As Martin Luther King, Jr. was preparing to give his “I Have a Dream” speech, A. Phillip Randolph introduced him as the “moral leader of our nation.” King gave his address while standing in the shadow of one of America’s great moral leaders, President Abraham Lincoln. Lincoln used his moral leadership in the effort to preserve the union. A century later, King’s moral leadership was at the center of the civil rights movement and the effort to end racial segregation in America.

The nations of the world always have needed moral leaders. Reinhold Niebuhr in His book, “Moral Man And Immoral Society” (1932) argued that there is a “basic difference between the morality of individuals and the morality of collectives, whether races, classes or nations.” We see this concept play out when the U.S. Congress seeks to eliminate Obama Care or health care for the poor. Another example is a tax bill that further enriches the wealthy, rather than provide financial help for the poor and the middle class. It takes moral leaders to lead a political movement that seeks to do the right thing for the good of all the people in the nation.

Who are our moral leaders?

When we look at the world scene, we can identify several moral leaders in our history, past and present: Martin Luther King, Jr. Mother Teresa, Nelson Mandela, Jimmy Carter, Abraham Lincoln, Pope John Paul II, Desmond Tutu, Pope Francis, Bishop G. Bromley Oxnam and Fannie Crosby as well as others who could be named.
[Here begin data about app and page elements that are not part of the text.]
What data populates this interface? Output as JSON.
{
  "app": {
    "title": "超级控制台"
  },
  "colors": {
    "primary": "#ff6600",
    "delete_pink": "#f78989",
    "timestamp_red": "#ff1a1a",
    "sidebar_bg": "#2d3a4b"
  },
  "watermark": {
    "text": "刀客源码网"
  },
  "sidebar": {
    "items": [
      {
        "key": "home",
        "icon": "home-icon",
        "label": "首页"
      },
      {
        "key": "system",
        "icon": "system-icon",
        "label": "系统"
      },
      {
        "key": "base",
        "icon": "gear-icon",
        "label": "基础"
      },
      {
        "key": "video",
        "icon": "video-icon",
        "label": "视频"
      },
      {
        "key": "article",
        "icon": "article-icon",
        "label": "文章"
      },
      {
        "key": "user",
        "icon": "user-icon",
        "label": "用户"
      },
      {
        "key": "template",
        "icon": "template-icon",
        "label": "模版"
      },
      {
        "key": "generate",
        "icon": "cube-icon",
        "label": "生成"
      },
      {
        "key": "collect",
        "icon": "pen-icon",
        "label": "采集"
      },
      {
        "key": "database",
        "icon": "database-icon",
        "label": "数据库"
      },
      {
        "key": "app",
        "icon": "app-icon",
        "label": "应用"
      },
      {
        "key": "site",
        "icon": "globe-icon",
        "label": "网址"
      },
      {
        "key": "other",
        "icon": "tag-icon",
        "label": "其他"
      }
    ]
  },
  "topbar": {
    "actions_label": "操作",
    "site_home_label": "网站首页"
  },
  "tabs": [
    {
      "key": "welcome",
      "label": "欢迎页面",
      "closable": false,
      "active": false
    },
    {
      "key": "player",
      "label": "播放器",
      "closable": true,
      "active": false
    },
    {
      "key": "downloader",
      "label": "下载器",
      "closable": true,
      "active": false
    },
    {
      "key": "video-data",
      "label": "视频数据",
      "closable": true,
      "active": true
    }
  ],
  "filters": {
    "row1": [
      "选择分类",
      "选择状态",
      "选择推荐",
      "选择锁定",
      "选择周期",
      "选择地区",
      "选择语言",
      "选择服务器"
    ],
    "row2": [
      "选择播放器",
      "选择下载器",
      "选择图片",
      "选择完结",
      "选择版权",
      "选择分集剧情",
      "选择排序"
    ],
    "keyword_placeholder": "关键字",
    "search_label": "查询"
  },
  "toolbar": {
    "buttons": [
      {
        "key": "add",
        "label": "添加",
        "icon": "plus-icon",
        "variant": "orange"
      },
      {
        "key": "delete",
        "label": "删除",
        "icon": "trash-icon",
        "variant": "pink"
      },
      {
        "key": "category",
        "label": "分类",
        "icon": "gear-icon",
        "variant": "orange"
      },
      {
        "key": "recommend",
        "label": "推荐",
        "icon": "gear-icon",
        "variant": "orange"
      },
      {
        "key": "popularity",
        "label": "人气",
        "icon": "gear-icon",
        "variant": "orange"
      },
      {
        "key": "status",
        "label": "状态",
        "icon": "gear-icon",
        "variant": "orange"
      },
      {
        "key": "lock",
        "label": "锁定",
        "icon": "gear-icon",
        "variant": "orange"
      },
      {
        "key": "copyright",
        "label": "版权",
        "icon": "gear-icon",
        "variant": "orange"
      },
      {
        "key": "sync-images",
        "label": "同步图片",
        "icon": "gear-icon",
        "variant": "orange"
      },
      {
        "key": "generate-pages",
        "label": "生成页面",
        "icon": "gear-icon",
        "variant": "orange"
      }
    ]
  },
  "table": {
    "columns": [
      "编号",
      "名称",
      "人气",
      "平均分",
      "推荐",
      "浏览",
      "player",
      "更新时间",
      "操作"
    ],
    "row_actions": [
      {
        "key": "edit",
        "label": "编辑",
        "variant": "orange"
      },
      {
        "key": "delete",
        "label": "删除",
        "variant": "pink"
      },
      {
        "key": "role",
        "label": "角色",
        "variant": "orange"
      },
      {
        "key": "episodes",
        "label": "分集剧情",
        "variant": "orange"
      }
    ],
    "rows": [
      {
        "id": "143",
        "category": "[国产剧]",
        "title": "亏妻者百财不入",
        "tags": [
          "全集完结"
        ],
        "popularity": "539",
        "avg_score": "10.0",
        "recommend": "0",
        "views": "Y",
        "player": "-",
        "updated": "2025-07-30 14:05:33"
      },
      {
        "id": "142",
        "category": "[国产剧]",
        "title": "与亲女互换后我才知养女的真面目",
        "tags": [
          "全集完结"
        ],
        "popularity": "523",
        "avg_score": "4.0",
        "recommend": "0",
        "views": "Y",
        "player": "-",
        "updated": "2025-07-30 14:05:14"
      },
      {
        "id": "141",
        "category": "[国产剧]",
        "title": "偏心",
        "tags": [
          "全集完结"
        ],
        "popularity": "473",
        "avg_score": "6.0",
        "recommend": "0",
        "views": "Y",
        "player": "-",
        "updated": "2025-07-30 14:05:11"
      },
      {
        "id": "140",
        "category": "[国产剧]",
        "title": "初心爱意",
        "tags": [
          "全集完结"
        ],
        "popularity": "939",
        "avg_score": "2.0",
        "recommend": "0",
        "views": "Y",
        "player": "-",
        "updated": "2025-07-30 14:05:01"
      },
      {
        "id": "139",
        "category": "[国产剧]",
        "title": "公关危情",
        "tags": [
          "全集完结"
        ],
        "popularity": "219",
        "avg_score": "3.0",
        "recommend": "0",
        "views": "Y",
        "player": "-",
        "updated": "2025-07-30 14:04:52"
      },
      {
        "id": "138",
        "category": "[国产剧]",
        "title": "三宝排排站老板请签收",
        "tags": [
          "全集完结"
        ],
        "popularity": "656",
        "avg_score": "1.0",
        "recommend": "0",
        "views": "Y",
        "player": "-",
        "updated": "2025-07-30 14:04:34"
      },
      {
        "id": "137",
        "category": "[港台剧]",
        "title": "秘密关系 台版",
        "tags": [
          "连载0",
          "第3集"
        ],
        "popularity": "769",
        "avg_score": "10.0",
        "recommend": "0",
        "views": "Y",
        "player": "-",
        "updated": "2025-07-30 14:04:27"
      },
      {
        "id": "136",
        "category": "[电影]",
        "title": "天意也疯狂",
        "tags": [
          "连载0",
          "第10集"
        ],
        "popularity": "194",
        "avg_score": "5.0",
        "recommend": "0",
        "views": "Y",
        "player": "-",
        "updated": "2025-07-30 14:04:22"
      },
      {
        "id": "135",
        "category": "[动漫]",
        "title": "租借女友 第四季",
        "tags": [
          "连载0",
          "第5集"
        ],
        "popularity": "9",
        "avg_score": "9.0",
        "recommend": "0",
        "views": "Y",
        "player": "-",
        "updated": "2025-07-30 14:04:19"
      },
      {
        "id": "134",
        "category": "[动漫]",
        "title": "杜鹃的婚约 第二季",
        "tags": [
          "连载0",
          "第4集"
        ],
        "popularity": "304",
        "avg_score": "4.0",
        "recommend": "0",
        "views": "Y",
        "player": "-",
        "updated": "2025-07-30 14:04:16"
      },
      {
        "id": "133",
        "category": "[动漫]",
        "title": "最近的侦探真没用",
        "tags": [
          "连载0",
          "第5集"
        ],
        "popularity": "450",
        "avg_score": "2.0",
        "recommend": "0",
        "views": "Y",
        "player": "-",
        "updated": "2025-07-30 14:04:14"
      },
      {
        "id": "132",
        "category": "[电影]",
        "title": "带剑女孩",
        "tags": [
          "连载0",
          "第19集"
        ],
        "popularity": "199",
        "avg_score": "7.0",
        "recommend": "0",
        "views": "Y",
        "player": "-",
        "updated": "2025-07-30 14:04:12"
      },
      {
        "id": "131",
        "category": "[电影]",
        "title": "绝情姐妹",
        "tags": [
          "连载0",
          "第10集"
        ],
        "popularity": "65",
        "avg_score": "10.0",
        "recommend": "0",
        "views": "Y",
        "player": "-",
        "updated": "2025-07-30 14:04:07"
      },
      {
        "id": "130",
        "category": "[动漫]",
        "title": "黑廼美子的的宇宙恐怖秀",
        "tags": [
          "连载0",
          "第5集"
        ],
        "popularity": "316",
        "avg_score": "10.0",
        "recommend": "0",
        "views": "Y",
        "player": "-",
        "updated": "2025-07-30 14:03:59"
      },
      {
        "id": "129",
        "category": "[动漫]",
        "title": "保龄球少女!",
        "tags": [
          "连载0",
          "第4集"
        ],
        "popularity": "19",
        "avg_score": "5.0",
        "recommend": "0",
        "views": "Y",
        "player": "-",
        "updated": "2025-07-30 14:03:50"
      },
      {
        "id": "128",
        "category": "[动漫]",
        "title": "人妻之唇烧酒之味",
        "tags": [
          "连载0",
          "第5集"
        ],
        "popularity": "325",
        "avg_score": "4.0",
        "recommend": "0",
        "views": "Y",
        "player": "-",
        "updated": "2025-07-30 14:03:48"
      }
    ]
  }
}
Moral leaders lead from their core values that our couched in their faith. We need today’s moral leaders to stand up, and provide moral leadership.

Martin King’s letter (“The Nation,” February 4, 1961) to newly-elected President John F. Kennedy called for a more inclusive America. King envisioned that there would be strong moral leadership on the part of the president, and federal government that would take a stand for right. Among other things, King said: an “area in which the President can make a significant contribution toward the elimination of racial discrimination is that of moral persuasion. The President is the embodiment of the democratic personality of the nation, both domestically and internationally. His own personal conduct influences and educates. If he were to make it known that he would not participate in any activities in which segregation exists, he would set a clear example for Americans everywhere, of every age, on a simple, easily understood level.”

John F. Kennedy stood up as a moral leader and gave meaningful leadership in the civil rights arena. It is obvious that we are lacking this kind of moral leadership today in the executive branch and the legislative branch of our federal government. There are so many moral issues that face America: civil rights, voting rights, economic opportunities, etc. But who are our moral leaders? Please stand up, and give moral leadership.

Bishop William J. Barber (President, Repairers of the Breach) has called for a moral movement in America, and he is leading a campaign to coordinate a variety of state-based moral movements across the country. “Its overarching aim is to call on clergy, lay people and all people of conscience to join together to put a human face on poverty in this country, reawaken America to its higher moral purpose and build steadfast unity in defense of our most cherished Constitutional and moral traditions.” Such a movement will require our faithful participation in the places where we live, work, play and worship.

Dr. Martin Luther King, Jr was born on January 15, 1929, and began the journey that brought him to a place of moral leadership in America. We thank God for Dr. King, the epitome of moral leadership.

But, where are our moral leaders today?

Think About It!



Older Posts »